Bond dissociation energies of B2, C2, and N2 show increasing BDE, indicating single, double, and triple bonds, respectively.

C2 is a component of carbon vapor. One paper estimates that carbon vapor is around 28% diatomic,[4] but theoretically this depends on the temperature and pressure.


C/2014 Q2 (Lovejoy) glows green due to diatomic carbon.

The light of fainter comets mainly originates from the emission of diatomic carbon. An example is C/2014 Q2 (Lovejoy), where there are several lines of C2 light, mostly in the visible spectrum, forming the Swan bands.[5]


Cohesive energy 6.32 eV[citation needed]
Bond length 1.24 Å
Vibrational mode 1855 cm-1

The triplet state has a longer bond length than the singlet state.


Diatomic carbon will react with acetone and acetaldehyde to produce acetylene by two different pathways.[4]

  • Triplet C2 molecules will react through an intermolecular pathway, which is shown to exhibit radical character. The intermediate for this pathway is the ethylene radical. Its abstraction is correlated with bond energies.[4]
  • Singlet C2 molecules will react through an intramolecular, nonradical pathway in which two hydrogen atoms will be taken away from one molecule. The intermediate for this pathway is singlet vinylidene. The singlet reaction can happen through a 1,1-diabstraction or a 1,2-diabstraction. This reaction is insensitive to isotope substitution. The different abstractions are possibly due to the spatial orientations of the collisions rather than the bond energies.[4]
  • Singlet C2 will also react with alkenes. Acetylene is a major product; however, it appears C2 will insert into carbon-hydrogen bonds.
  • C2 is 2.5 times more likely to insert into a methyl group as into methylene groups.[6]

Charge density

In certain forms of crystalline carbon, such as diamond and graphite, a saddle point or “hump” occurs at the bond site in the charge density. The triplet state of C2 does follow this trend. However, the singlet state of C2 acts more like silicon or germanium; that is, the charge density has a maximum at the bond site.[7]

See Also

  • Acetylide - a related chemical with the formula C22-

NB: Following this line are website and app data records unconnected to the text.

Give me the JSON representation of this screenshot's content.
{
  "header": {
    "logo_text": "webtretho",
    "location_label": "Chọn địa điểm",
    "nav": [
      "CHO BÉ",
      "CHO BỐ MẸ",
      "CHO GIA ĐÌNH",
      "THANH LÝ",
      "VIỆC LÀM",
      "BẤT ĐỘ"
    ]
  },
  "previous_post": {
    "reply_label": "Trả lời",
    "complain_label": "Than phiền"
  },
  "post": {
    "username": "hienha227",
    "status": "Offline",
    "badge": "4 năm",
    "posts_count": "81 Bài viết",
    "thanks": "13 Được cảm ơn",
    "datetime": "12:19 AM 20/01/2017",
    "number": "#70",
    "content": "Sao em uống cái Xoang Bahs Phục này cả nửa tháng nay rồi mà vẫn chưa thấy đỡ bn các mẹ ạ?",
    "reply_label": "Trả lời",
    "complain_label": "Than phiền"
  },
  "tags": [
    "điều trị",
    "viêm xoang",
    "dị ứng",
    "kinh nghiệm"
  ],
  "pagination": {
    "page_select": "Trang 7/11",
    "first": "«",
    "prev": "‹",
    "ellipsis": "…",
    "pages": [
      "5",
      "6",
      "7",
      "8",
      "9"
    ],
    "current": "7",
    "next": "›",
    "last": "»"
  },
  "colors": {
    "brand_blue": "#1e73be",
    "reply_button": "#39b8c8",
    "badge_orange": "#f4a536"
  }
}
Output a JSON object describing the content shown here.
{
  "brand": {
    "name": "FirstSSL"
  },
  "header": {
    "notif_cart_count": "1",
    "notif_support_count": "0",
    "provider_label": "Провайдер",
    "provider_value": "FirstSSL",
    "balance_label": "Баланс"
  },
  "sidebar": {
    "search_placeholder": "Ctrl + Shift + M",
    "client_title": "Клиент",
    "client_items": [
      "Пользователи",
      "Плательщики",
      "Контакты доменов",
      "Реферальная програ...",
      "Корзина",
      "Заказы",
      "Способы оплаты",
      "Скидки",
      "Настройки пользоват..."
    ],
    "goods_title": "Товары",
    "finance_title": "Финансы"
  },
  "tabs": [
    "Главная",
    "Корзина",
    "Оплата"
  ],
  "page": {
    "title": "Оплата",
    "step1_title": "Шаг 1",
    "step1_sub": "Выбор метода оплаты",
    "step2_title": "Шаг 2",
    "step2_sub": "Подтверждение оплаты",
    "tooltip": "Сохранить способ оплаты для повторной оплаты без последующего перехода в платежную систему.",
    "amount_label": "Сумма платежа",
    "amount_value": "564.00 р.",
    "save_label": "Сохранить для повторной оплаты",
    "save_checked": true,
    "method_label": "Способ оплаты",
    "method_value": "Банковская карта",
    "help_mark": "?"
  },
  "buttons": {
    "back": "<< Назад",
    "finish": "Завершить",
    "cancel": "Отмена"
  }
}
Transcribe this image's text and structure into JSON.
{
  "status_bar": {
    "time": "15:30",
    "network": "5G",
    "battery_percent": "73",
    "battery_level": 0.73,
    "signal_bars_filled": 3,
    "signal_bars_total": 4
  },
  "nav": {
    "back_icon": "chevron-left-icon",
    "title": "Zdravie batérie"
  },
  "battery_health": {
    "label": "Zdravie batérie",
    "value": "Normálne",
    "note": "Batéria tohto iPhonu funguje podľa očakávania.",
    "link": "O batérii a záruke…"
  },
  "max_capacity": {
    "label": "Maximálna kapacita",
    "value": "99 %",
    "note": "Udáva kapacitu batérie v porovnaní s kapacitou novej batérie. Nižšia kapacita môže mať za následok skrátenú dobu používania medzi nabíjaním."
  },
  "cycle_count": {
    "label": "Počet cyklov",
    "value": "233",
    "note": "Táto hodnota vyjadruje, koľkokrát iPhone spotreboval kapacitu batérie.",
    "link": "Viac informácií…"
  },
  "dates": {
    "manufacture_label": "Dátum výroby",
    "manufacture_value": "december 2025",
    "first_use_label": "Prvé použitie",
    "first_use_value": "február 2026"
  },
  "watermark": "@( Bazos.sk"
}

  1. Roald Hoffmann (1995). "C2 In All Its Guises". American Scientist. 83: 309–311. Bibcode:1995AmSci..83..309H. 
  2. Sason Shaik, David Danovich, Wei Wu, Peifeng Su, Henry S. Rzepa, Philippe C. Hiberty (2012). "Quadruple bonding in C2 and analogous eight-valence electron species". Nature Chemistry. 4: 195–200. Bibcode:2012NatCh...4..195S. doi:10.1038/nchem.1263. 
  3. Joerg Grunenberg (2012). "Quantum chemistry: Quadruply bonded carbon". Nature Chemistry. 4: 154–155. Bibcode:2012NatCh...4..154G. doi:10.1038/nchem.1274. 
  4. 4.0 4.1 4.2 4.3 Skell, P. S.; Plonka, J. H. (1970). "Chemistry of the Singlet and Triplet C2 Molecules. Mechanism of Acetylene Formation from Reaction with Acetone and Acetaldehyde". Journal of the American Chemical Society. 92 (19): 5620–5624. doi:10.1021/ja00722a014. 
  5. Herman Mikuz, Bojan Dintinjana. "CCD Photometry of Comets". Retrieved 2006-10-26. 
  6. Skell, P. S.; Fagone, F. A.; Klabunde, K. J. (1972). "Reaction of Diatomic Carbon with Alkanes and Ethers/ Trapping of Alkylcarbenes by Vinylidene". Journal of the American Chemical Society. 94 (22): 7862–7866. doi:10.1021/ja00777a032. 
  7. Chelikowsky, J. R.; Troullier, N.; Wu, K.; Saad, Y. (1994). "Higher-order finite-difference pseudopotential method: An application to diatomic molecules". Physical Review B. 50: 11356–11364. Bibcode:1994PhRvB..5011355C. doi:10.1103/PhysRevB.50.11355.